  • Heeheehee – so spot on about the days things may or may not be open depending on, well, anything! Thanks for the chuckle.

  • La Maison makes my favorite truffles/cakes hands down. I wonder why their ganache resembles caramel rather than mousse though?

  • David,

    On a hot June day last year, I discovered their Francois 1er location and fell in love with it. I loved the serenity of the place and the and the polite but understated helpfulness of the staff.

    The heavenly iced Guayaquil and Caracas are the perfect balm for anyone who’s fatigued and overheated. On the second occasion, I added a bittersweet chocolate ganache tart – that left my nerves completely raw from all that delectable cocoa coursing through the veins of this chocolate afficionado.

    I loved it so much, I returned several days later for a final chocolate fix before returning to Canada. Unfortunately, the follow-up visit was spoiled by the appearance of a group of 7 VERY LOUD and obnoxious American tourists who walked around as if they owned the store, then took over half of the cafe area to share a tiny bag of chocolates as if it were a bag of peanuts at a baseball game.

    Still, I’ll take my chance and plan on returning for a visit next chance I get.

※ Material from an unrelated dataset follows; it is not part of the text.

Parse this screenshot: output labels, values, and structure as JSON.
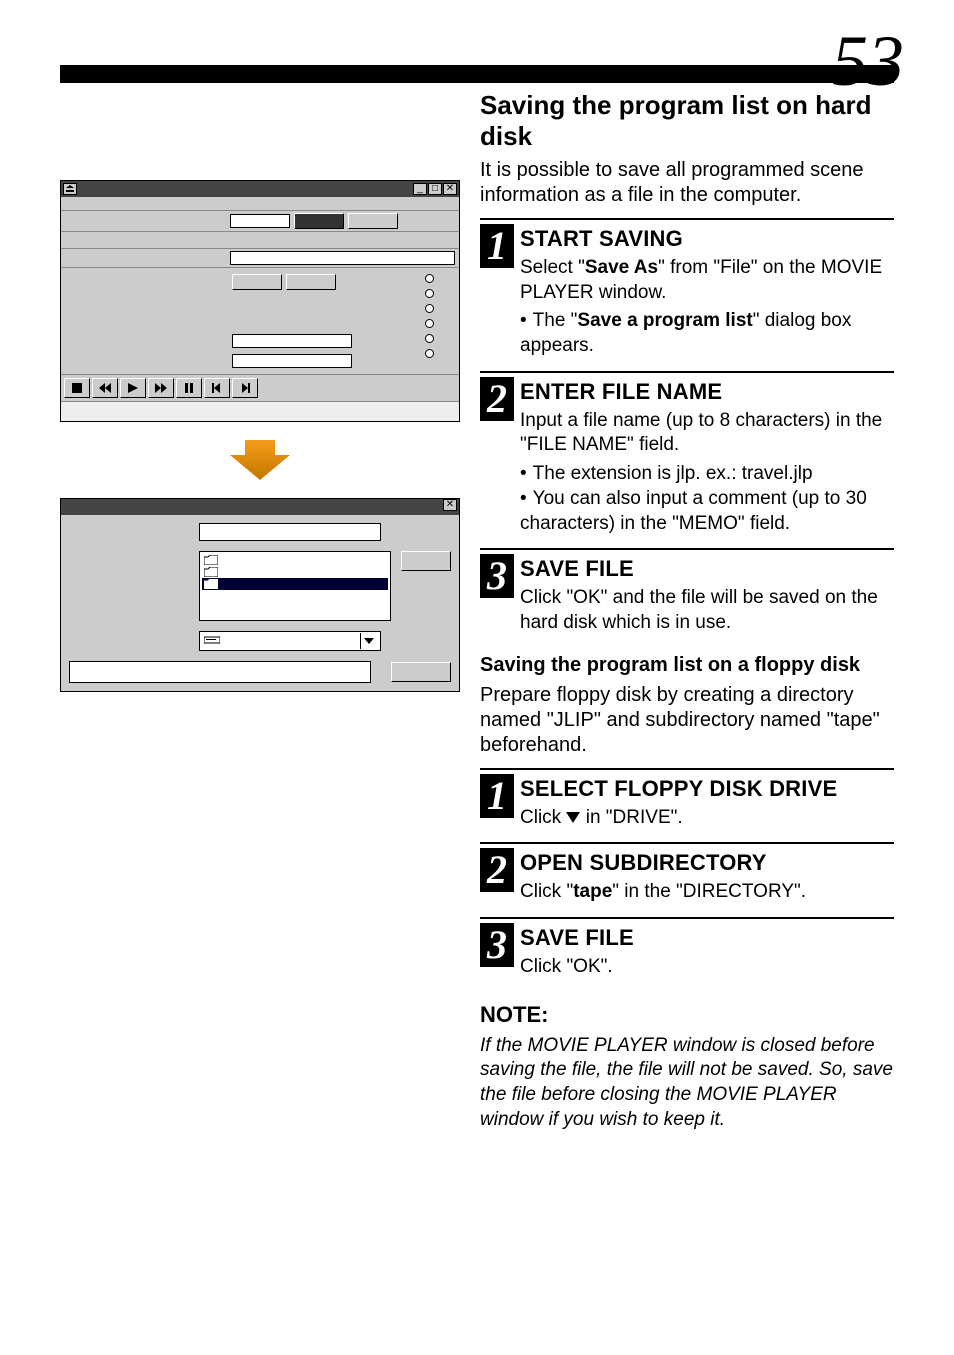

    Love your writing and insights, David! Makes me feel like I’m there in Paris.

  • La Maison du Chocolat is one of my fav places to go to for chocolate. Every time I went to stores, whether in France or overseas (NY or London), the experience was marvellous!

  • A few years ago I was in Paris with my 70 year old father — who up until that point in my life has always claimed he had a deadly allergy to chocolate — we went to La Maison du Chocolat and in the strangest move ever, he decided he was no longer allergic, sampled a few bits (to my shock and amazement) and proceeded to buy several hundred francs worth of the stuff. (Mostly as gifts, I’m sure) To this day he always has a box of their chocolate at his house because he is convinced it is the only chocolate on earth worth eating…he says if he is going to die from candy, it might as well taste like heaven.

  • Thanks to your blog I bought Mort Rosenblum’s new book. I found it fascinating. I just ordered your book and 6 more of his for friends. I go to Oaxaca all the time and the chapter on Oaxaca and chocolate really came home and brought back memories. . I helped make 1,000 pounds one year for an order and never thought I wanted to see chocolate again. I have a friend there who runs a cooking school and makes chocolate for export if you are ever interested in that place let me know. .

    I love your blog. Found it through Chocolate and Zucchini